The problem with a civil unions push, Cicilline said in an interview this week, is that it acknowledges the "separate but equal analysis" that undergirded decades of racial segregation.
But plenty of progressive legislators say it may be time to entertain a gradual approach — particularly with same-sex marriage opponents like Paiva Weed, the Senate president, suggesting they would support civil unions.
"Incremental change can be better than no change at all," said Perry, the state senator from Providence, "and it can create momentum."
THE LEGISLATORS Representative Arthur Handy (left) is pushing for approval of gay marriage with support from Majority Leader Gordon D. Fox (center) and Representative Frank Ferri.
State Representative Arthur Handy, the Cranston Democrat who is the lead sponsor of the House gay marriage bill, counts himself among those who would be open to a civil unions strategy. But even he seemed leery of passing up a shot at full marriage equality.
Any push for recognition of same-sex unions is going to stir opposition, he said, and "if it's going to be a political football, let's get all the way to the goal line."
That sort of thinking is a relatively recent phenomenon. When Handy joined the legislature in 2003, he said, the gay marriage bill was little more than a political tool — an "extremist" proposal designed to make civil unions look more palatable.

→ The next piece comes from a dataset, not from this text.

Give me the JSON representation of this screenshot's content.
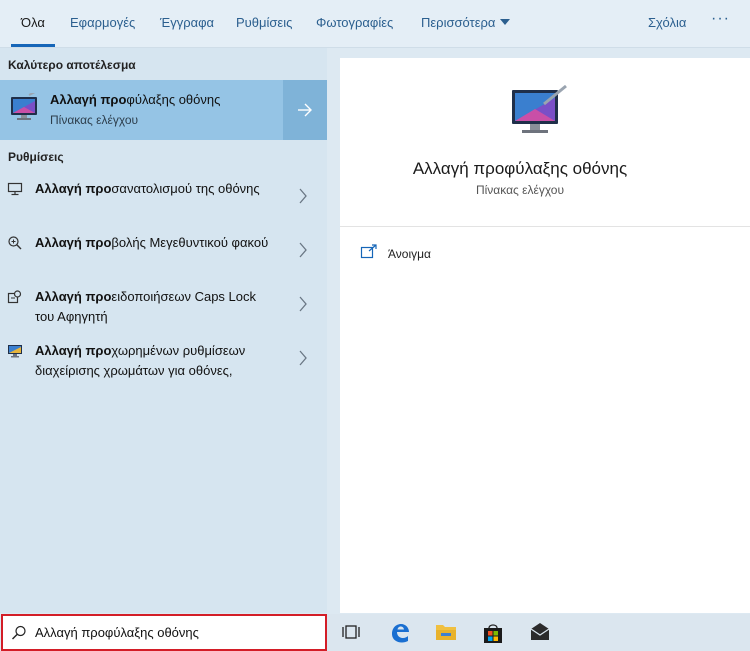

But when the Massachusetts high court legalized same-sex nuptials, he said, there was a new sense of possibility. The "extreme" proposal was suddenly a viable one. And the mobilization around same-sex marriage began in earnest.